### Work request
Even where a line looks wrong, copy it exactly and include every entry.

### Recorded information
■ ■ ■

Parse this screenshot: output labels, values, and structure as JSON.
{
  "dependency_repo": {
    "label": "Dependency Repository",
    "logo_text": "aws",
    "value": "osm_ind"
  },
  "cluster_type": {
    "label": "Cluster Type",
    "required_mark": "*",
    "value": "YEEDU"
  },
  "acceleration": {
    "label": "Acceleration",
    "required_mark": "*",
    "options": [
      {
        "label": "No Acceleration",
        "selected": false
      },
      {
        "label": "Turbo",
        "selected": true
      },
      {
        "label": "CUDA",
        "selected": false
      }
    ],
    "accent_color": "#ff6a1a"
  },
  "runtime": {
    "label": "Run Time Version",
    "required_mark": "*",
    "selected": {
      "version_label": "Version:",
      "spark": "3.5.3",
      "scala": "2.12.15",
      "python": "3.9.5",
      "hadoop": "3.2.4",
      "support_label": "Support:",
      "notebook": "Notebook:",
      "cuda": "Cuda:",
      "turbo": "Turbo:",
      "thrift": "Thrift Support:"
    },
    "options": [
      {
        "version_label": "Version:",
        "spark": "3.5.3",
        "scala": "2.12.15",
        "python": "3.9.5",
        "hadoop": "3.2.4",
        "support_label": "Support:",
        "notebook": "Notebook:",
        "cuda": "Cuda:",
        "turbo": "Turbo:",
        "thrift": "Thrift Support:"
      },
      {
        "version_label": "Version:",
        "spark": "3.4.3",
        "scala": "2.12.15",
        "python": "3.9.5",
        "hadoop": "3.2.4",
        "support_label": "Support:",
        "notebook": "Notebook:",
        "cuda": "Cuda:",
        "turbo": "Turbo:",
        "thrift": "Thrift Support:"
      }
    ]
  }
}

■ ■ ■

### Exercise solution
Parse this screenshot: output labels, values, and structure as JSON.
{
  "dependency_repo": {
    "label": "Dependency Repository",
    "logo_text": "aws",
    "value": "osm_ind"
  },
  "cluster_type": {
    "label": "Cluster Type",
    "required_mark": "*",
    "value": "YEEDU"
  },
  "acceleration": {
    "label": "Acceleration",
    "required_mark": "*",
    "options": [
      {
        "label": "No Acceleration",
        "selected": false
      },
      {
        "label": "Turbo",
        "selected": true
      },
      {
        "label": "CUDA",
        "selected": false
      }
    ],
    "accent_color": "#ff6a1a"
  },
  "runtime": {
    "label": "Run Time Version",
    "required_mark": "*",
    "selected": {
      "version_label": "Version:",
      "spark": "3.5.3",
      "scala": "2.12.15",
      "python": "3.9.5",
      "hadoop": "3.2.4",
      "support_label": "Support:",
      "notebook": "Notebook:",
      "cuda": "Cuda:",
      "turbo": "Turbo:",
      "thrift": "Thrift Support:"
    },
    "options": [
      {
        "version_label": "Version:",
        "spark": "3.5.3",
        "scala": "2.12.15",
        "python": "3.9.5",
        "hadoop": "3.2.4",
        "support_label": "Support:",
        "notebook": "Notebook:",
        "cuda": "Cuda:",
        "turbo": "Turbo:",
        "thrift": "Thrift Support:"
      },
      {
        "version_label": "Version:",
        "spark": "3.4.3",
        "scala": "2.12.15",
        "python": "3.9.5",
        "hadoop": "3.2.4",
        "support_label": "Support:",
        "notebook": "Notebook:",
        "cuda": "Cuda:",
        "turbo": "Turbo:",
        "thrift": "Thrift Support:"
      }
    ]
  }
}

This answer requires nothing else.